At the other end of the spectrum, North Carolina not only requires midwives to be registered nurses, but it also requires them to have a physician sign off on their application to the state for approval to practice. North Carolina scores considerably worse than Washington on indices such as low-birthweight babies and neonatal deaths.
Neel Shah, an assistant professor at Harvard Medical School and a leader in the movement to reduce unnecessary C-sections, praised the study as "a remarkable paper — novel, ambitious, and provocative." He said licensed midwives could be used to solve shortages of maternity care that disproportionately affect rural and low-income mothers, many of them women of color. "Growing our workforce, including both midwives and obstetricians, and then ensuring we have a regulatory environment that facilitates integrated, team-based care are key parts of the solution," he said.
To be sure, many other factors influence maternal and infant outcomes in the states, including access to preventive care and Medicaid; rates of chronic disease such as diabetes and high blood pressure; and prevalence of opioid addiction. And the study doesn't conclude that more access to midwives directly leads to better outcomes, or vice versa. Indeed, South Dakota, which ranks third from the bottom in terms of midwife-friendliness, scores well on such key indicators as C-sections and preterm births. Even North Carolina is average on C-section rates, breastfeeding, and prematurity.
The findings are unlikely to quell the controversies over home births, which are almost always handled by midwives and comprise a tiny but growing percentage of deliveries in the U.S., or fears among doctors and hospitals that closer collaborations with midwives will raise malpractice insurance rates. In fact, said Ann Geisler, who runs the Florida-based Southern Cross Insurance Solutions, which specializes in insuring midwives, her clients' premiums tend to be just one-tenth of premiums for an ob/gyn because their model of care eschews unnecessary interventions or technology. Far from being medical renegades, the vast majority of midwives want to be integrated into the medical system, she said.
Generally, licensed midwives only treat low-risk women, Geisler said. If the patients become higher risk, midwives are supposed to transfer them to a doctor's care.
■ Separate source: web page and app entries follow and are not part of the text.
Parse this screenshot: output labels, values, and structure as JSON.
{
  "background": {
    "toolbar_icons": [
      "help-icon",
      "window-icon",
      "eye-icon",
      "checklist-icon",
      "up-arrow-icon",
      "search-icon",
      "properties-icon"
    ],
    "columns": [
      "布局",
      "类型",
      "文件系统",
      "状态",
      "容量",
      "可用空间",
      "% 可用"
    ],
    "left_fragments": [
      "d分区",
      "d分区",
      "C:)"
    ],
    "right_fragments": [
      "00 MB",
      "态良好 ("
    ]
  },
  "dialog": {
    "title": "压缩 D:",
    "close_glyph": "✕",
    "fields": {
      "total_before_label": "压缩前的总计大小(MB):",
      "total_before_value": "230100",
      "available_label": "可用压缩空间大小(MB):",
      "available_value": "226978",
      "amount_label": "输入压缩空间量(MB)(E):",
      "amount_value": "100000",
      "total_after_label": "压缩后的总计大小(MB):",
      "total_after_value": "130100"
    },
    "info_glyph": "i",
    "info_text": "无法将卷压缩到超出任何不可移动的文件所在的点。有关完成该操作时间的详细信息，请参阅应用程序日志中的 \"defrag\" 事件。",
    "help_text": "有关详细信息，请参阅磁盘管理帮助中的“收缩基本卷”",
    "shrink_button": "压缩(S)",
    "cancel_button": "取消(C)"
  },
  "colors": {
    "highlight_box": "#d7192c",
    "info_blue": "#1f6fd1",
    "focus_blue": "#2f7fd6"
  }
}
Since many ob/gyns only see midwife patients when a problem emerges, she said, they may develop negative views of midwives' skills.
You can read a full report from our partner, ProPublica, here.
Read this article on the NPR website here.